His family has been beyond supportive with us closing out this movie, and doing what we have to do to make sure the world knows about this beautiful art that Paul Walker left us with. His brothers Cody and Caleb came to join us. They were physically on set to help us finish it. So, all of us don't want to do press. None of us want to do media or interviews. It's really hard for us to not make it feel like we're making it about us. With this much family, love and support, we were like, "OK, we feel like we're doing the right thing because we're doing everything at this point on behalf of Paul."
In "Fast & Furious 6," your character got schooled in hand-to-hand combat. There were amazing car sequences involving a tank and a plane. What kind of action can we expect from Roman this time around?
I get in on the action as often as I'm allowed to, but, at the end of the day, I'm not necessarily beating writer Chris Hogan's door down, or the executives at the studio, and saying, "I want more action or I'm out." If it makes sense for me to do something, action-wise, I'm just ready to contribute and do my part and help us get to the finish line.
Are there things in this film you haven't previously done?
Oh, yeah. Here's the thing. I know how to switch it up. I'm not a robot. I'm not going to do the same shit over and over and over. There are no two situations or scenarios that are ever the same. Switching it up is easy for me. I don't write songs; I write life. While we're on set, as much as Chris Morgan and myself swap notes as far as writing and coming up with ideas, there are a lot of funny moments that happen naturally that you could never have written. Ludacris and I just have a ball.
Justin Lin has directed the last few “Fast and the Furious” movies, but took a break from this one. What kind of energy did James Wan bring to the project?
James Wan definitely brought his own spin and creativity to it, all while being very in tune with the sensitivities of each character and their backstories. I don't know how he did it, but he definitely hit this thing out of the park. I think he's going to shock a lot of people, knowing he has this background of doing horror movies and now directing this action movie is a big deal.
Do you see this franchise slowing down at all?
No, sir. No, sir.
In several years, will we be discussing "Furious 10"?
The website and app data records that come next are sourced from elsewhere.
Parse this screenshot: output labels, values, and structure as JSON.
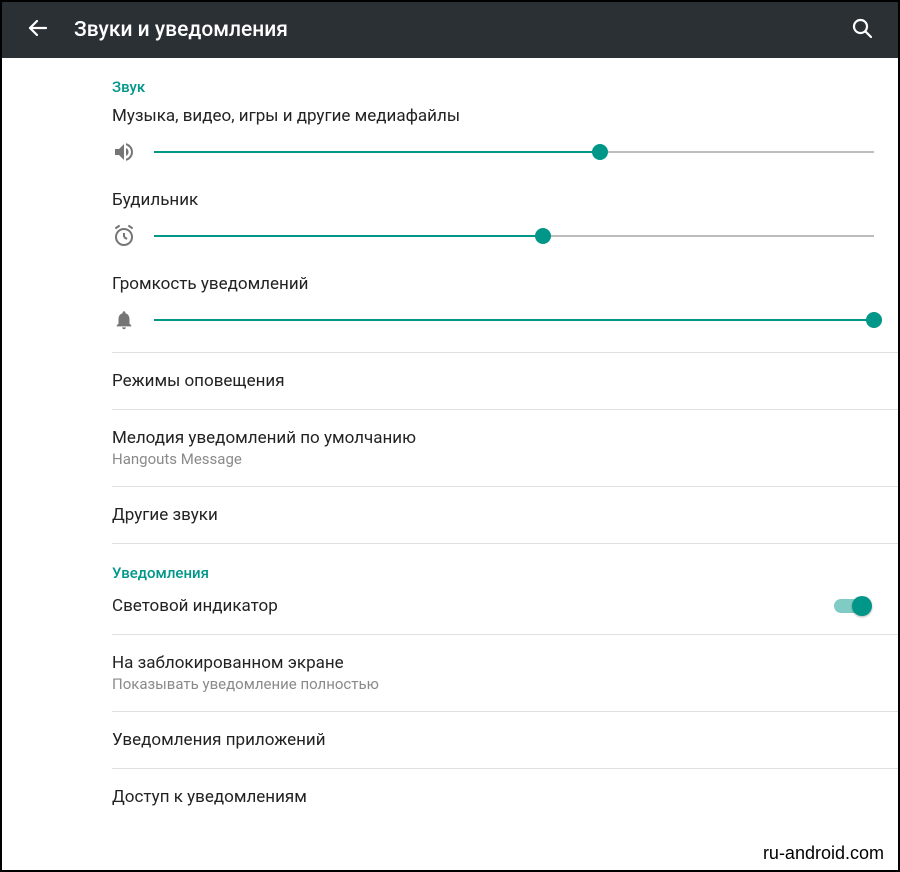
{
  "accent": "#009688",
  "appbar": {
    "title": "Звуки и уведомления"
  },
  "sections": {
    "sound": {
      "header": "Звук",
      "media": {
        "label": "Музыка, видео, игры и другие медиафайлы",
        "value": 62
      },
      "alarm": {
        "label": "Будильник",
        "value": 54
      },
      "notif": {
        "label": "Громкость уведомлений",
        "value": 100
      }
    },
    "rows": {
      "modes": {
        "title": "Режимы оповещения"
      },
      "ringtone": {
        "title": "Мелодия уведомлений по умолчанию",
        "sub": "Hangouts Message"
      },
      "other": {
        "title": "Другие звуки"
      }
    },
    "notifications": {
      "header": "Уведомления",
      "pulse": {
        "title": "Световой индикатор",
        "on": true
      },
      "lockscreen": {
        "title": "На заблокированном экране",
        "sub": "Показывать уведомление полностью"
      },
      "appnotif": {
        "title": "Уведомления приложений"
      },
      "access": {
        "title": "Доступ к уведомлениям"
      }
    }
  },
  "watermark": "ru-android.com"
}
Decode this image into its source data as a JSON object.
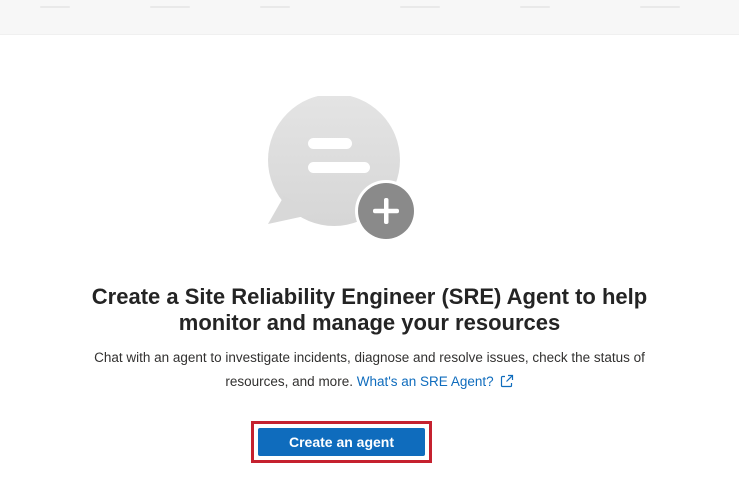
{
  "empty_state": {
    "illustration_icon": "chat-bubble-plus-icon",
    "title_line1": "Create a Site Reliability Engineer (SRE) Agent to help",
    "title_line2": "monitor and manage your resources",
    "description_line1": "Chat with an agent to investigate incidents, diagnose and resolve issues, check the status of",
    "description_line2_prefix": "resources, and more. ",
    "learn_more_link": "What's an SRE Agent?",
    "link_icon": "external-link-icon",
    "create_button_label": "Create an agent"
  },
  "colors": {
    "accent": "#0f6cbd",
    "highlight_border": "#c5212f",
    "bubble": "#e1e1e1",
    "plus_badge": "#8a8a8a"
  }
}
At this point, pressure can either bust pipes or make diamonds. Based on the fans, their feedback and the energy -- and then continuing to show up to support this movie -- we have a job to do. If they want more, we're going to have to cross that bridge when we get there. Right now, we're not talking about “Fast” 8, 9 or 10. We're focusing on "Furious 7."
Lastly, you've expressed an interest in being the next Green Lantern for the movies. What speaks to you about John Stewart?
I've already taken the oath. I'm going to be honest and tell you I'm innocent. I was at home when fans created an image of me as John Stewart and sent it to me. Everything just happened afterwards. I was like, "You know what? I'm in. I'm all for it." I would be honored to take that journey and put the ring on and strap up with that outfit and get it on. I think I have enough box-office receipts under my name to appeal to the local and international fan base. I would love to do it. There's some communication and talks happening right now in a small capacity. Nothing too aggressive, so we'll see what happens.